● **Action item**
The answer must be every line below that holds the word "files".

________________

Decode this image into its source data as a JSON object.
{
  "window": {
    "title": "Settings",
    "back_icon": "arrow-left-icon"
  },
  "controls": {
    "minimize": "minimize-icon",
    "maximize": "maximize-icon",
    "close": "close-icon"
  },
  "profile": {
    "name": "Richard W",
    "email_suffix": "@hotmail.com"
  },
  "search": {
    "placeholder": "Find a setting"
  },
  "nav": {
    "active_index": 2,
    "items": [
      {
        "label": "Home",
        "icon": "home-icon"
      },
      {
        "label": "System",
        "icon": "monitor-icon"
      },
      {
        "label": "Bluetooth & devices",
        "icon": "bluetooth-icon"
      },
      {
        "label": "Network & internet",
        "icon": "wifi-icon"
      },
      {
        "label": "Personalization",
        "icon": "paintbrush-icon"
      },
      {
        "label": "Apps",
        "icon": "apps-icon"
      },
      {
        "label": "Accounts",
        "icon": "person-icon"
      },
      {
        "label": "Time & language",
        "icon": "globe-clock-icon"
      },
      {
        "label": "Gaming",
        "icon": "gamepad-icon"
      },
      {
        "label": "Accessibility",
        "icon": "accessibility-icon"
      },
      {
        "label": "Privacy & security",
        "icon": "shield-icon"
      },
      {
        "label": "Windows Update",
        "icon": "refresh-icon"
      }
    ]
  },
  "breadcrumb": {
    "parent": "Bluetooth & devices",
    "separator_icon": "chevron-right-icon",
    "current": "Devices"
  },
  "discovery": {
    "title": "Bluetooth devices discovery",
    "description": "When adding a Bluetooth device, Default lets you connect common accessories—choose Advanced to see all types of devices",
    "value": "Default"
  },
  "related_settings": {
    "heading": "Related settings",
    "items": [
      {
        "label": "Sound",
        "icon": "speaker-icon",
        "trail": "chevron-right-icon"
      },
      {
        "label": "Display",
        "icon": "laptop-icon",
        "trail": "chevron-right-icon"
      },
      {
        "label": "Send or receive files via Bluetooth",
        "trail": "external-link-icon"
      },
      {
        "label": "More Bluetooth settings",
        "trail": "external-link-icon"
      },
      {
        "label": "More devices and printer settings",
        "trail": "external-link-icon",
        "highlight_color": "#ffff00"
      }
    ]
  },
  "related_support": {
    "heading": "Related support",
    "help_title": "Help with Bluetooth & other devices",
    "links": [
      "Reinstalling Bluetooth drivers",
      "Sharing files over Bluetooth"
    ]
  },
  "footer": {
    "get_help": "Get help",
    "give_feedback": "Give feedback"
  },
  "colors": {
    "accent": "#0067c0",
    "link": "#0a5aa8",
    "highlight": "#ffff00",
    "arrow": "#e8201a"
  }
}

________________

● **Answer box**
        "label": "Send or receive files via Bluetooth",
      "Sharing files over Bluetooth"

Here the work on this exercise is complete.